>> It's not LuaJIT specific, but you could try holding the metatable you
>> want to check as an upvalue of the function that's doing the check
>> (see lua_pushcclosure, or the equivalent in Lupa) and then check it
>> with something like this:
>>  // check argument 1 has 'MyType' metatable in upvalue 1
>>  lua_getmetatable(L, 1);
>>  luaL_argcheck(L, 1,
>>    lua_rawequal(L, -1, lua_upvalueindex(1)),
>>    "expecting a 'MyType' value");
>>  lua_pop(L, 1);
> *me slaps forehead* -- Thanks!
> Sure, the upvalues. I'm building the cclosure anyway. So all I really have
> to do is put the wrapped iterator userdata into the cclosure and read it
> from there using a plain lua_touserdata().
> Doing that makes the iterator almost 3x as fast as before.
> Is this considered safe, in the sense that it can't be misused from Lua
> code? For example, can you extract the underlying C function from its
> closure and call it with a new closure?
> Stefan

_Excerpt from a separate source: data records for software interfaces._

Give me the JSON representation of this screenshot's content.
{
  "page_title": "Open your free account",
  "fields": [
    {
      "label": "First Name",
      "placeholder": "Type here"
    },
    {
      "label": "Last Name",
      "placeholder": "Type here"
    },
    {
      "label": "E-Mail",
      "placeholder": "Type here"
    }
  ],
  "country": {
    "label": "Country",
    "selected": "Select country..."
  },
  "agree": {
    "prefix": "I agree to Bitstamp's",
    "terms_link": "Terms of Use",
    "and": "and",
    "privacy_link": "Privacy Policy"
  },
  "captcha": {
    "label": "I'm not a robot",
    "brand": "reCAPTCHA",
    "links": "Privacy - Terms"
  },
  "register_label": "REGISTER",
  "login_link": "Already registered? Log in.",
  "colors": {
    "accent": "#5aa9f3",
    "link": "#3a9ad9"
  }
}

I don't believe there's any way to create a new closure from an
existing function "prototype" in Lua code (you probably can with the C
API, though). With the debug library available, you can get and set
upvalues for an existing closure, but that's kind of the nature of the
debug library: it will *let* you do unsafe things, and screw yourself
over, in many ways. Users that don't know what they're doing should be
avoiding it and untrusted code shouldn't have access to it anyway.

Also, I just realised my sample code will have a false-positive in one
scenario: if value 1 on the stack has no metatable, and the top value
on the stack is the metatable we are trying to check for. As I always
forget, lua_getmetatable() does not push nil if there is no metatable
- it doesn't push anything, but returns 0 instead of the usual 1. So a
safer version might be something like:

 // check argument 1 has 'MyType' metatable in upvalue 1
 luaL_argcheck(L, 1,
  lua_getmetatable(L, 1) && lua_rawequal(L, -1, lua_upvalueindex(1)),
  "expecting a 'MyType' value");
 lua_pop(L, 1);